- [Your assignment]: The lines to return are those below that contain the word "time".

- [Material provided]:

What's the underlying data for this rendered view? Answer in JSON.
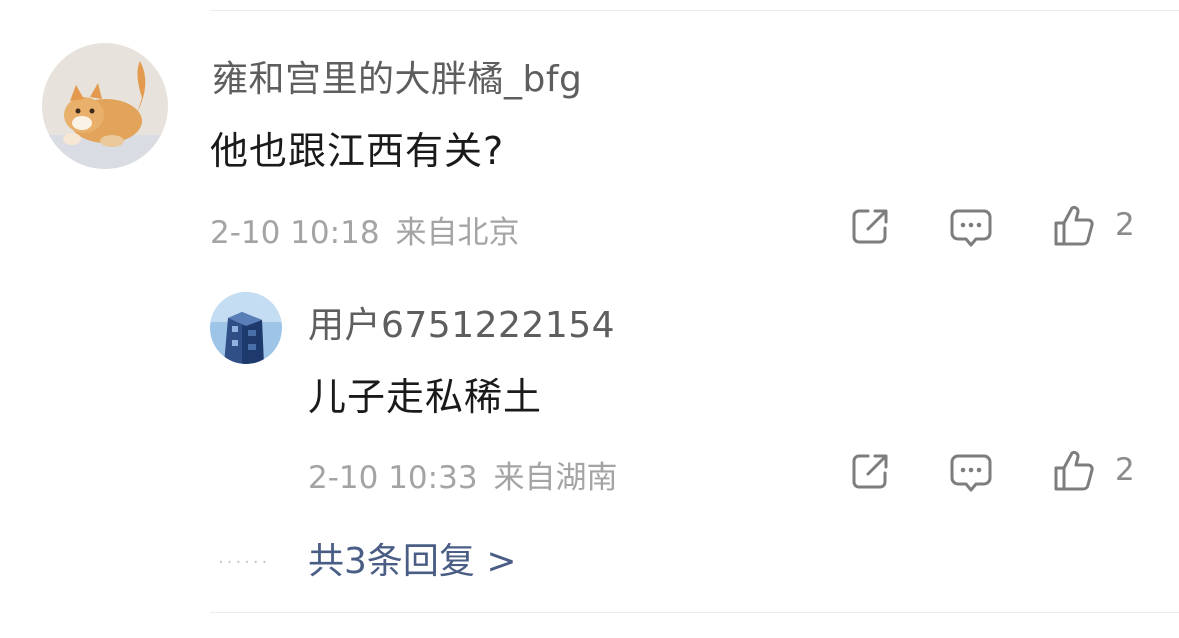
{
  "comment": {
    "username": "雍和宫里的大胖橘_bfg",
    "text": "他也跟江西有关?",
    "time": "2-10 10:18",
    "location": "来自北京",
    "like_count": "2"
  },
  "reply": {
    "username": "用户6751222154",
    "text": "儿子走私稀土",
    "time": "2-10 10:33",
    "location": "来自湖南",
    "like_count": "2"
  },
  "more_replies": {
    "dots": "······",
    "label": "共3条回复 >"
  },
  "icons": {
    "share": "share-icon",
    "comment": "comment-icon",
    "like": "thumbs-up-icon"
  },
  "colors": {
    "link": "#4a5e85",
    "meta": "#a4a4a4",
    "icon": "#7d7d7d"
  }
}
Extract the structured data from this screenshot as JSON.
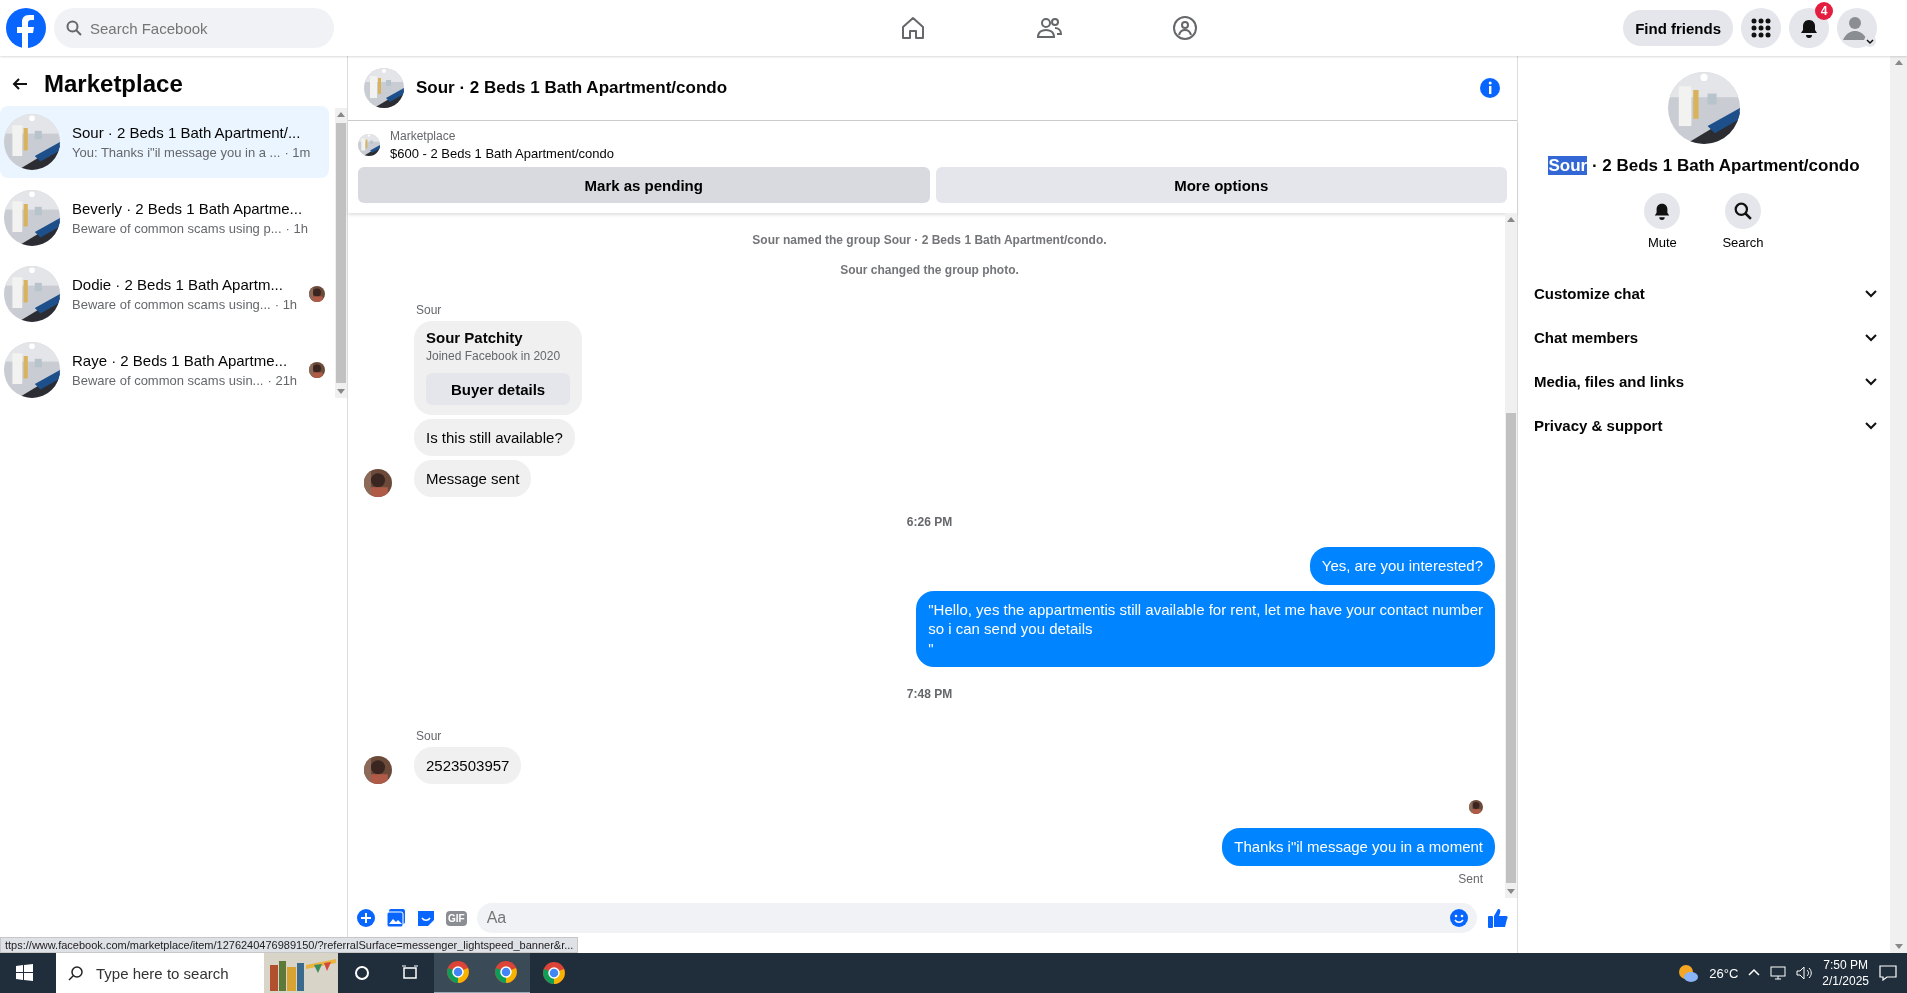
{
  "topbar": {
    "search": {
      "placeholder": "Search Facebook"
    },
    "find_friends": "Find friends",
    "notification_count": "4"
  },
  "sidebar": {
    "title": "Marketplace",
    "conversations": [
      {
        "title": "Sour · 2 Beds 1 Bath Apartment/...",
        "preview": "You: Thanks i\"il message you in a ...",
        "time": "· 1m",
        "selected": true,
        "seen": false
      },
      {
        "title": "Beverly · 2 Beds 1 Bath Apartme...",
        "preview": "Beware of common scams using p...",
        "time": "· 1h",
        "selected": false,
        "seen": false
      },
      {
        "title": "Dodie · 2 Beds 1 Bath Apartm...",
        "preview": "Beware of common scams using...",
        "time": "· 1h",
        "selected": false,
        "seen": true
      },
      {
        "title": "Raye · 2 Beds 1 Bath Apartme...",
        "preview": "Beware of common scams usin...",
        "time": "· 21h",
        "selected": false,
        "seen": true
      }
    ]
  },
  "chat": {
    "title": "Sour · 2 Beds 1 Bath Apartment/condo",
    "listing": {
      "source": "Marketplace",
      "item": "$600 - 2 Beds 1 Bath Apartment/condo",
      "buttons": [
        "Mark as pending",
        "More options"
      ]
    },
    "messages": [
      {
        "kind": "system",
        "text": "Sour named the group Sour · 2 Beds 1 Bath Apartment/condo."
      },
      {
        "kind": "system",
        "text": "Sour changed the group photo."
      },
      {
        "kind": "sender",
        "text": "Sour"
      },
      {
        "kind": "card",
        "name": "Sour Patchity",
        "subtitle": "Joined Facebook in 2020",
        "button": "Buyer details"
      },
      {
        "kind": "incoming",
        "text": "Is this still available?",
        "avatar": false
      },
      {
        "kind": "incoming",
        "text": "Message sent",
        "avatar": true
      },
      {
        "kind": "time",
        "text": "6:26 PM"
      },
      {
        "kind": "outgoing",
        "text": "Yes, are you interested?"
      },
      {
        "kind": "outgoing",
        "text": "\"Hello, yes the appartmentis still available for rent, let me have your contact number\nso i can send you details\n\""
      },
      {
        "kind": "time",
        "text": "7:48 PM"
      },
      {
        "kind": "sender",
        "text": "Sour"
      },
      {
        "kind": "incoming",
        "text": "2523503957",
        "avatar": true
      },
      {
        "kind": "seen_avatar"
      },
      {
        "kind": "outgoing",
        "text": "Thanks i\"il message you in a moment"
      },
      {
        "kind": "status",
        "text": "Sent"
      }
    ],
    "composer": {
      "placeholder": "Aa",
      "gif": "GIF"
    }
  },
  "details": {
    "title_selected": "Sour",
    "title_rest": "· 2 Beds 1 Bath Apartment/condo",
    "actions": [
      "Mute",
      "Search"
    ],
    "sections": [
      "Customize chat",
      "Chat members",
      "Media, files and links",
      "Privacy & support"
    ]
  },
  "status_url": "ttps://www.facebook.com/marketplace/item/1276240476989150/?referralSurface=messenger_lightspeed_banner&r...",
  "taskbar": {
    "search": "Type here to search",
    "temperature": "26°C",
    "time": "7:50 PM",
    "date": "2/1/2025"
  }
}
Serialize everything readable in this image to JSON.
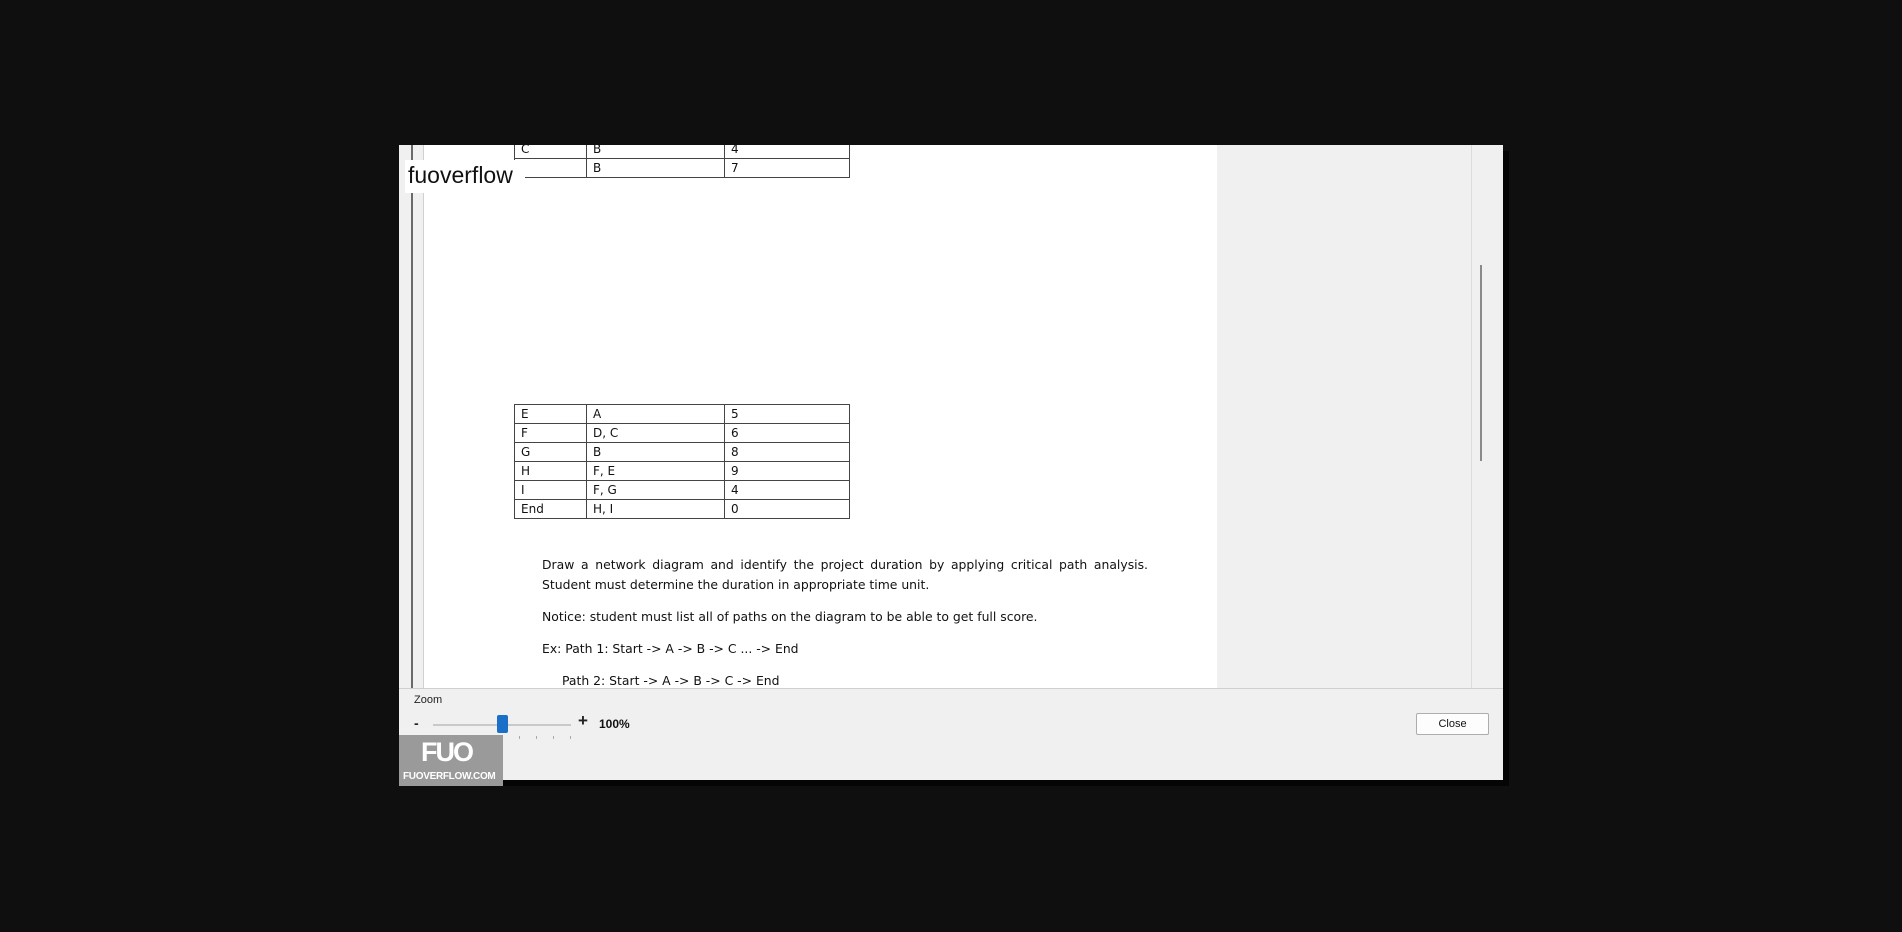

- [Expected output]:
    "time": "2-10 10:18",
    "time": "2-10 10:33",
        "time": "· 1m",
        "time": "· 1h",
        "time": "· 1h",
        "time": "· 21h",
        "kind": "time",
        "kind": "time",
    "time": "7:50 PM",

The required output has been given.